START Dataset records

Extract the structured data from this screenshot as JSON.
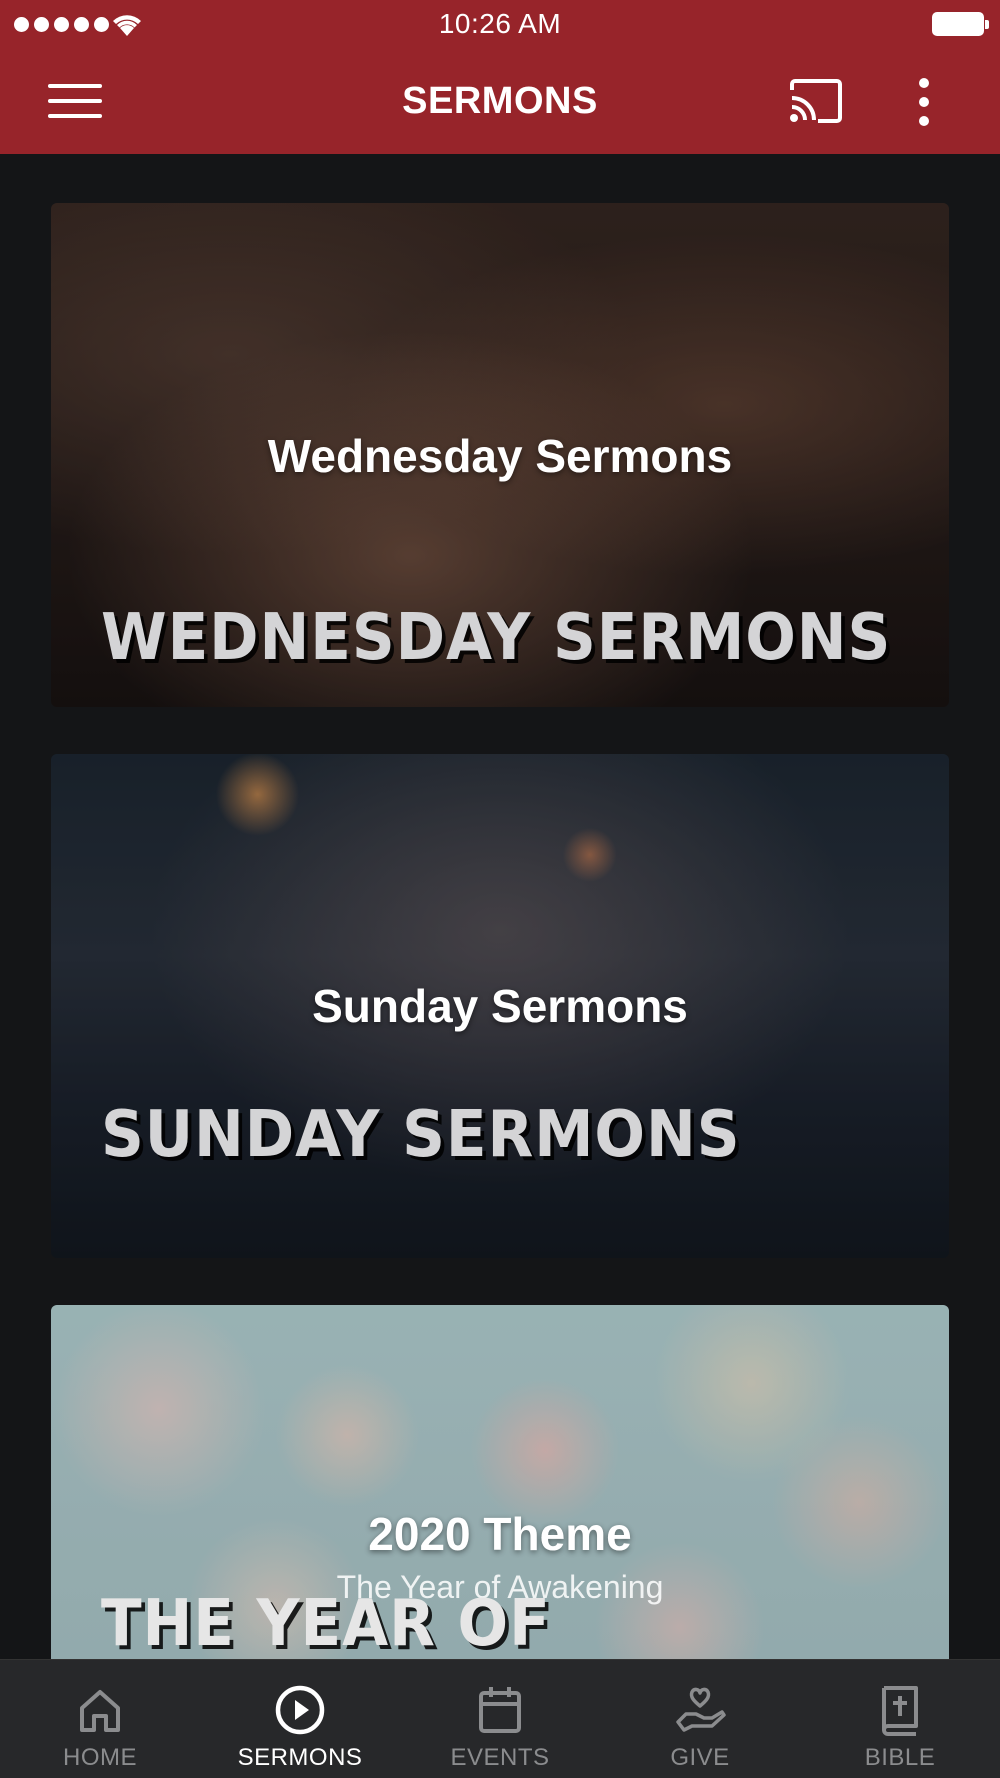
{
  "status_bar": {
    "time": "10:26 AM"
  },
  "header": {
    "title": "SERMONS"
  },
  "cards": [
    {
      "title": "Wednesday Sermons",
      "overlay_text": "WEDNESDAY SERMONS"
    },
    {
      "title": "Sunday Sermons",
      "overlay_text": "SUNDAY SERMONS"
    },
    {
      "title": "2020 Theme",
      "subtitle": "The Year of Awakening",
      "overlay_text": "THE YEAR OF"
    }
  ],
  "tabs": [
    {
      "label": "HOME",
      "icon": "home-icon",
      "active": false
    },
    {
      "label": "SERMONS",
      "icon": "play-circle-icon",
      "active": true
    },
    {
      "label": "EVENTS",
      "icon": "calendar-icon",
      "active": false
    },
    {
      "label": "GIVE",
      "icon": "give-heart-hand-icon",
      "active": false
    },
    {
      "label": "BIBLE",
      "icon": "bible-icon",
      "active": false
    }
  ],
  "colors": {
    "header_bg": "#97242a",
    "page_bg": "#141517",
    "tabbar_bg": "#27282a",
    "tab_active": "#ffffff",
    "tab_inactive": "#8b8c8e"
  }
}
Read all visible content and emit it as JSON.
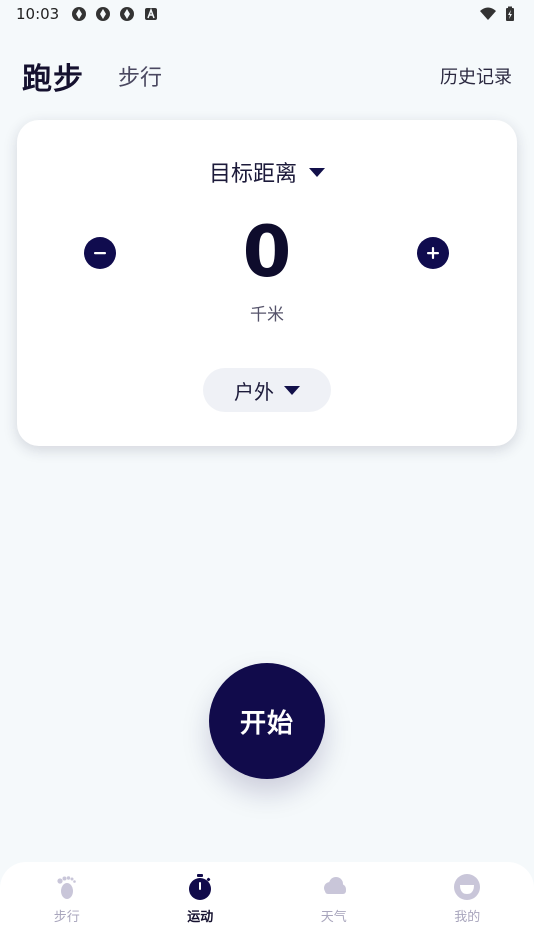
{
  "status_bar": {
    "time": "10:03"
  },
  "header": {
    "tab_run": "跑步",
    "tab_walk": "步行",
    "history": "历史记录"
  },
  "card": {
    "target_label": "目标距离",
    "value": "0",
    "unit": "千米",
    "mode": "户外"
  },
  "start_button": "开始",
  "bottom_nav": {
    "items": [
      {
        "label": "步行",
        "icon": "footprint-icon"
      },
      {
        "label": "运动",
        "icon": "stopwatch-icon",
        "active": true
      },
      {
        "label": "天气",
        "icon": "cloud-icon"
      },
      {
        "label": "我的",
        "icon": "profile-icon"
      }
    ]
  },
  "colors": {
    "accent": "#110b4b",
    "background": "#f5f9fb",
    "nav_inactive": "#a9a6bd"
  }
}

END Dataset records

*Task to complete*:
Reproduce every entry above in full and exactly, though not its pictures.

*Output for this task*:
Extract the structured data from this screenshot as JSON.
{
  "status_bar": {
    "time": "10:26 AM"
  },
  "header": {
    "title": "SERMONS"
  },
  "cards": [
    {
      "title": "Wednesday Sermons",
      "overlay_text": "WEDNESDAY SERMONS"
    },
    {
      "title": "Sunday Sermons",
      "overlay_text": "SUNDAY SERMONS"
    },
    {
      "title": "2020 Theme",
      "subtitle": "The Year of Awakening",
      "overlay_text": "THE YEAR OF"
    }
  ],
  "tabs": [
    {
      "label": "HOME",
      "icon": "home-icon",
      "active": false
    },
    {
      "label": "SERMONS",
      "icon": "play-circle-icon",
      "active": true
    },
    {
      "label": "EVENTS",
      "icon": "calendar-icon",
      "active": false
    },
    {
      "label": "GIVE",
      "icon": "give-heart-hand-icon",
      "active": false
    },
    {
      "label": "BIBLE",
      "icon": "bible-icon",
      "active": false
    }
  ],
  "colors": {
    "header_bg": "#97242a",
    "page_bg": "#141517",
    "tabbar_bg": "#27282a",
    "tab_active": "#ffffff",
    "tab_inactive": "#8b8c8e"
  }
}
Read all visible content and emit it as JSON.
{
  "status_bar": {
    "time": "10:03"
  },
  "header": {
    "tab_run": "跑步",
    "tab_walk": "步行",
    "history": "历史记录"
  },
  "card": {
    "target_label": "目标距离",
    "value": "0",
    "unit": "千米",
    "mode": "户外"
  },
  "start_button": "开始",
  "bottom_nav": {
    "items": [
      {
        "label": "步行",
        "icon": "footprint-icon"
      },
      {
        "label": "运动",
        "icon": "stopwatch-icon",
        "active": true
      },
      {
        "label": "天气",
        "icon": "cloud-icon"
      },
      {
        "label": "我的",
        "icon": "profile-icon"
      }
    ]
  },
  "colors": {
    "accent": "#110b4b",
    "background": "#f5f9fb",
    "nav_inactive": "#a9a6bd"
  }
}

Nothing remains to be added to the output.